**EXERCISE AIM**
Copy each line of the data below with the word "name".
---+---
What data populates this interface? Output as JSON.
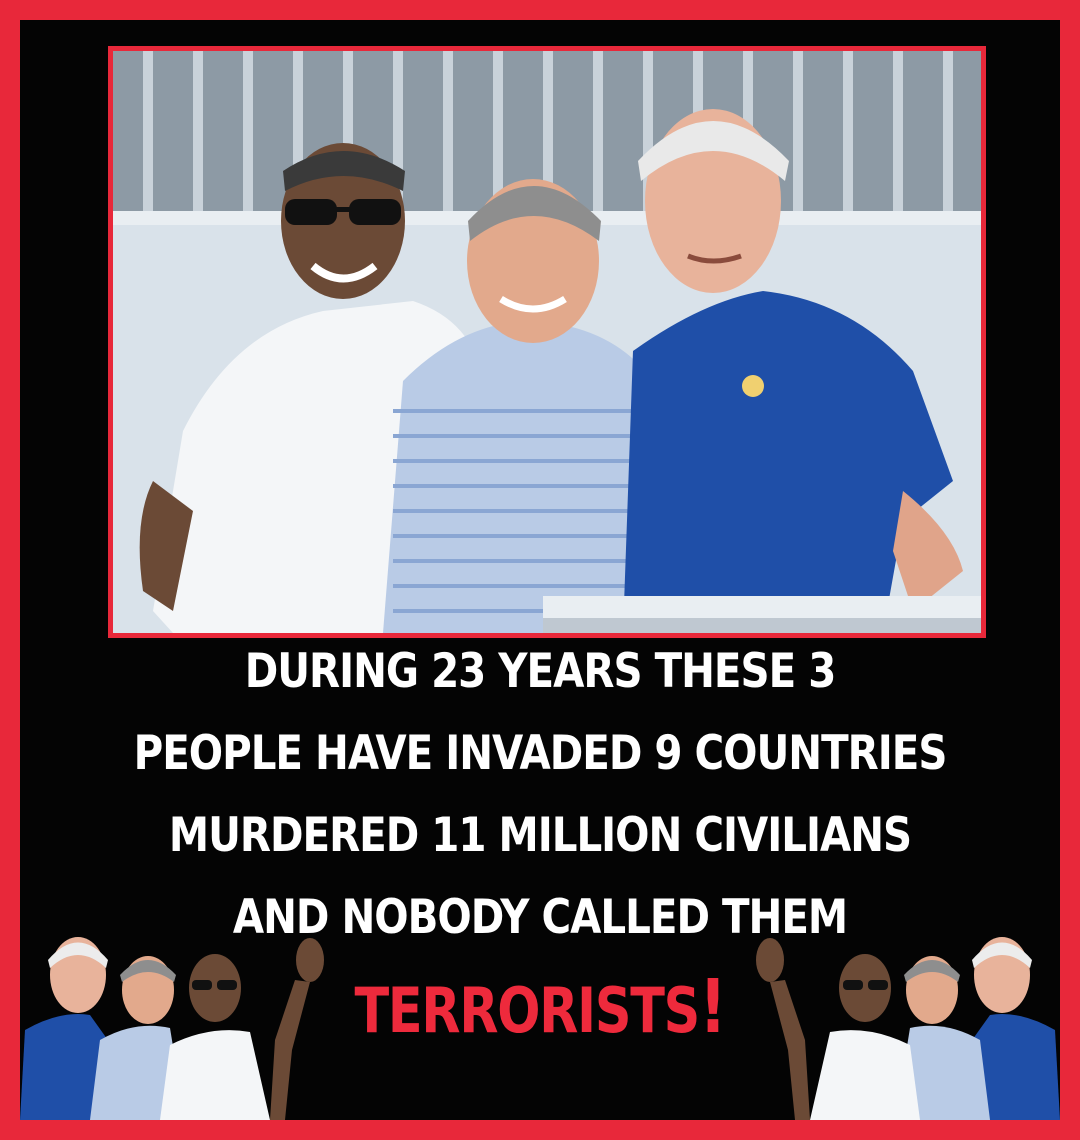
{
  "caption": {
    "line1": "DURING 23 YEARS THESE 3",
    "line2": "PEOPLE HAVE INVADED 9 COUNTRIES",
    "line3": "MURDERED 11 MILLION CIVILIANS",
    "line4": "AND NOBODY CALLED THEM",
    "emphasis": "TERRORISTS",
    "emphasis_mark": "!"
  },
  "colors": {
    "border": "#e8283a",
    "background": "#040404",
    "caption_text": "#ffffff",
    "emphasis_text": "#ee2a3c"
  }
}
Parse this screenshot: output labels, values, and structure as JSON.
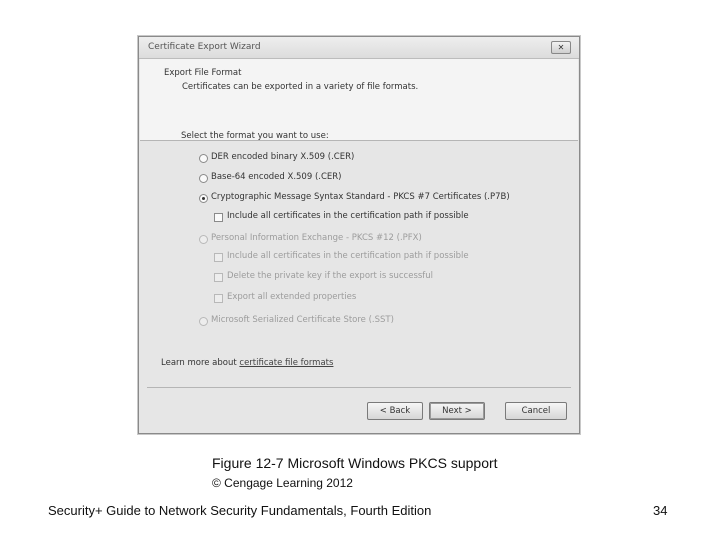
{
  "dialog": {
    "title": "Certificate Export Wizard",
    "close_symbol": "✕",
    "section_title": "Export File Format",
    "section_subtitle": "Certificates can be exported in a variety of file formats.",
    "select_label": "Select the format you want to use:",
    "options": [
      {
        "label": "DER encoded binary X.509 (.CER)",
        "checked": false,
        "enabled": true
      },
      {
        "label": "Base-64 encoded X.509 (.CER)",
        "checked": false,
        "enabled": true
      },
      {
        "label": "Cryptographic Message Syntax Standard - PKCS #7 Certificates (.P7B)",
        "checked": true,
        "enabled": true
      },
      {
        "label": "Personal Information Exchange - PKCS #12 (.PFX)",
        "checked": false,
        "enabled": false
      },
      {
        "label": "Microsoft Serialized Certificate Store (.SST)",
        "checked": false,
        "enabled": false
      }
    ],
    "p7b_checkbox": "Include all certificates in the certification path if possible",
    "pfx_checkboxes": [
      "Include all certificates in the certification path if possible",
      "Delete the private key if the export is successful",
      "Export all extended properties"
    ],
    "learn_more_prefix": "Learn more about ",
    "learn_more_link": "certificate file formats",
    "buttons": {
      "back": "< Back",
      "next": "Next >",
      "cancel": "Cancel"
    }
  },
  "caption": {
    "figure": "Figure 12-7 Microsoft Windows PKCS support",
    "copyright": "© Cengage Learning 2012",
    "book": "Security+ Guide to Network Security Fundamentals, Fourth Edition",
    "page_number": "34"
  }
}
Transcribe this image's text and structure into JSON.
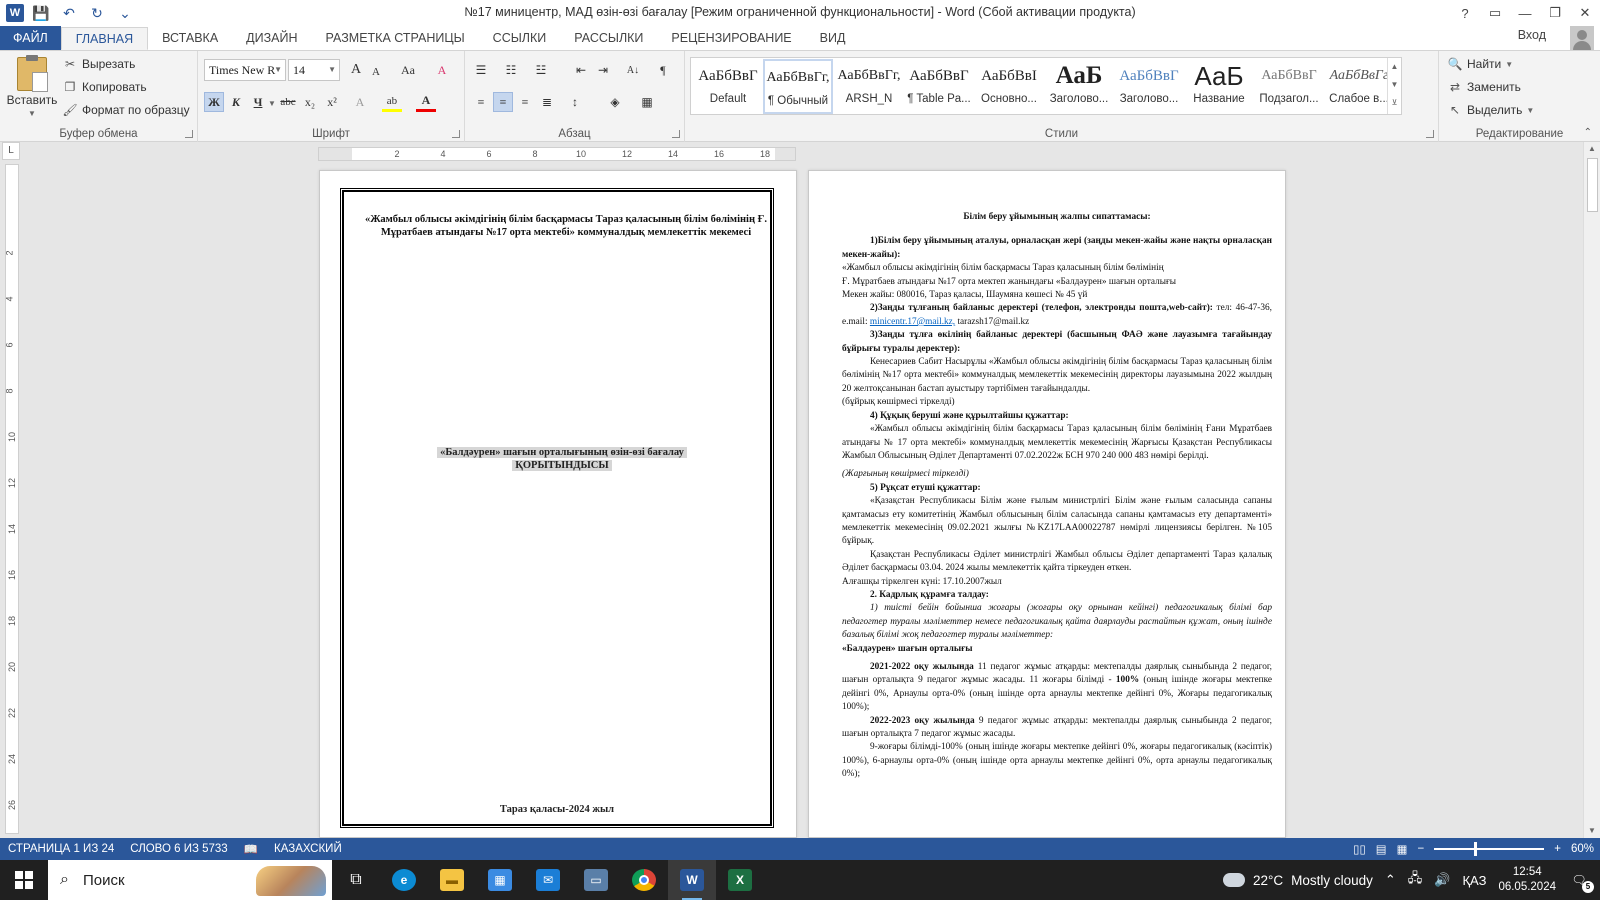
{
  "window": {
    "title": "№17 миницентр, МАД өзін-өзі бағалау [Режим ограниченной функциональности] - Word (Сбой активации продукта)",
    "help": "?",
    "minimize": "—",
    "restore": "❐",
    "close": "✕"
  },
  "qat": {
    "word": "W",
    "save": "💾",
    "undo": "↶",
    "redo": "↻",
    "customize": "⌄"
  },
  "tabs": [
    "ФАЙЛ",
    "ГЛАВНАЯ",
    "ВСТАВКА",
    "ДИЗАЙН",
    "РАЗМЕТКА СТРАНИЦЫ",
    "ССЫЛКИ",
    "РАССЫЛКИ",
    "РЕЦЕНЗИРОВАНИЕ",
    "ВИД"
  ],
  "signin": "Вход",
  "ribbon": {
    "clipboard": {
      "label": "Буфер обмена",
      "paste": "Вставить",
      "cut": "Вырезать",
      "copy": "Копировать",
      "format_painter": "Формат по образцу"
    },
    "font": {
      "label": "Шрифт",
      "name": "Times New R",
      "size": "14",
      "grow": "A",
      "shrink": "A",
      "case": "Aa",
      "clear": "A",
      "bold": "Ж",
      "italic": "К",
      "underline": "Ч",
      "strike": "abc",
      "sub": "x₂",
      "sup": "x²",
      "effects": "A",
      "highlight": "ab",
      "color": "A"
    },
    "paragraph": {
      "label": "Абзац",
      "sort": "A↓",
      "marks": "¶"
    },
    "styles": {
      "label": "Стили",
      "items": [
        {
          "preview": "АаБбВвГ",
          "name": "Default"
        },
        {
          "preview": "АаБбВвГг,",
          "name": "¶ Обычный"
        },
        {
          "preview": "АаБбВвГг,",
          "name": "ARSH_N"
        },
        {
          "preview": "АаБбВвГ",
          "name": "¶ Table Pa..."
        },
        {
          "preview": "АаБбВвІ",
          "name": "Основно..."
        },
        {
          "preview": "АаБ",
          "name": "Заголово..."
        },
        {
          "preview": "АаБбВвГ",
          "name": "Заголово..."
        },
        {
          "preview": "АаБ",
          "name": "Название"
        },
        {
          "preview": "АаБбВвГ",
          "name": "Подзагол..."
        },
        {
          "preview": "АаБбВвГг",
          "name": "Слабое в..."
        }
      ]
    },
    "editing": {
      "label": "Редактирование",
      "find": "Найти",
      "replace": "Заменить",
      "select": "Выделить"
    }
  },
  "ruler": {
    "h": [
      "2",
      "4",
      "6",
      "8",
      "10",
      "12",
      "14",
      "16",
      "18"
    ],
    "v": [
      "2",
      "4",
      "6",
      "8",
      "10",
      "12",
      "14",
      "16",
      "18",
      "20",
      "22",
      "24",
      "26"
    ],
    "corner": "L"
  },
  "page1": {
    "header": "«Жамбыл облысы әкімдігінің білім басқармасы Тараз қаласының білім бөлімінің Ғ. Мұратбаев атындағы №17 орта мектебі» коммуналдық мемлекеттік мекемесі",
    "title1": "«Балдәурен» шағын орталығының өзін-өзі бағалау",
    "title2": "ҚОРЫТЫНДЫСЫ",
    "footer": "Тараз қаласы-2024 жыл"
  },
  "page2": {
    "heading": "Білім беру ұйымының жалпы сипаттамасы:",
    "s1_title": "1)Білім беру ұйымының аталуы, орналасқан жері (заңды мекен-жайы және нақты орналасқан мекен-жайы):",
    "s1_a": "«Жамбыл облысы әкімдігінің білім басқармасы Тараз қаласының білім бөлімінің",
    "s1_b": "Ғ. Мұратбаев атындағы №17 орта мектеп жанындағы «Балдәурен» шағын орталығы",
    "s1_c": "Мекен жайы: 080016, Тараз қаласы, Шаумяна көшесі № 45 үй",
    "s2_title": "2)Заңды тұлғаның байланыс деректері (телефон, электронды пошта,web-сайт):",
    "s2_phone": "тел: 46-47-36, e.mail:",
    "s2_link": "minicentr.17@mail.kz,",
    "s2_mail2": "tarazsh17@mail.kz",
    "s3_title": "3)Заңды тұлға өкілінің байланыс деректері (басшының ФАӘ және лауазымға тағайындау бұйрығы туралы деректер):",
    "s3_text": "Кенесариев Сабит Насырұлы «Жамбыл облысы әкімдігінің білім басқармасы Тараз қаласының білім бөлімінің №17 орта мектебі» коммуналдық мемлекеттік мекемесінің директоры лауазымына 2022 жылдың 20 желтоқсанынан бастап ауыстыру тәртібімен тағайындалды.",
    "s3_note": "(бұйрық көшірмесі тіркелді)",
    "s4_title": "4) Құқық беруші және құрылтайшы құжаттар:",
    "s4_text": "«Жамбыл облысы әкімдігінің білім басқармасы Тараз қаласының білім бөлімінің Ғани Мұратбаев атындағы № 17 орта мектебі» коммуналдық мемлекеттік мекемесінің Жарғысы Қазақстан Республикасы Жамбыл Облысының Әділет Департаменті 07.02.2022ж БСН 970 240 000 483 нөмірі берілді.",
    "s4_note": "(Жарғының көшірмесі тіркелді)",
    "s5_title": "5) Рұқсат етуші құжаттар:",
    "s5_text1": "«Қазақстан Республикасы Білім және ғылым министрлігі Білім және ғылым саласында сапаны қамтамасыз ету комитетінің Жамбыл облысының білім саласында сапаны қамтамасыз ету департаменті» мемлекеттік мекемесінің 09.02.2021 жылғы №KZ17LAA00022787 нөмірлі лицензиясы берілген. №105 бұйрық.",
    "s5_text2": "Қазақстан Республикасы Әділет министрлігі Жамбыл облысы Әділет департаменті Тараз қалалық Әділет басқармасы 03.04. 2024 жылы мемлекеттік қайта тіркеуден өткен.",
    "s5_text3": "Алғашқы тіркелген күні: 17.10.2007жыл",
    "k_title": "2. Кадрлық құрамға талдау:",
    "k_text": "1) тиісті бейін бойынша жоғары (жоғары оқу орнынан кейінгі) педагогикалық білімі бар педагогтер туралы мәліметтер немесе педагогикалық қайта даярлауды растайтын құжат, оның ішінде базалық білімі жоқ педагогтер туралы мәліметтер:",
    "k_center": "«Балдәурен» шағын орталығы",
    "y1_year": "2021-2022 оқу жылында",
    "y1_text": "11 педагог жұмыс атқарды: мектепалды даярлық сыныбында 2 педагог, шағын орталықта 9 педагог жұмыс жасады. 11 жоғары білімді -",
    "y1_pct": "100%",
    "y1_rest": "(оның ішінде жоғары мектепке дейінгі 0%, Арнаулы орта-0% (оның ішінде орта арнаулы мектепке дейінгі 0%, Жоғары педагогикалық 100%);",
    "y2_year": "2022-2023 оқу жылында",
    "y2_text": "9 педагог жұмыс атқарды: мектепалды даярлық сыныбында 2 педагог, шағын орталықта 7 педагог жұмыс жасады.",
    "y3_text": "9-жоғары білімді-100% (оның ішінде жоғары мектепке дейінгі 0%, жоғары педагогикалық (кәсіптік) 100%), 6-арнаулы орта-0% (оның ішінде орта арнаулы мектепке дейінгі 0%, орта арнаулы педагогикалық 0%);"
  },
  "status": {
    "page": "СТРАНИЦА 1 ИЗ 24",
    "words": "СЛОВО 6 ИЗ 5733",
    "language": "КАЗАХСКИЙ",
    "zoom": "60%"
  },
  "taskbar": {
    "search": "Поиск",
    "temp": "22°C",
    "weather": "Mostly cloudy",
    "lang": "ҚАЗ",
    "time": "12:54",
    "date": "06.05.2024",
    "notifications": "5"
  },
  "colors": {
    "word_blue": "#2b579a",
    "excel_green": "#1d6f42",
    "taskbar": "#202020"
  }
}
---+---
**OUTPUT OF THE EXERCISE**
      "name": "Times New R",
          "name": "Default"
          "name": "¶ Обычный"
          "name": "ARSH_N"
          "name": "¶ Table Pa..."
          "name": "Основно..."
          "name": "Заголово..."
          "name": "Заголово..."
          "name": "Название"
          "name": "Подзагол..."
          "name": "Слабое в..."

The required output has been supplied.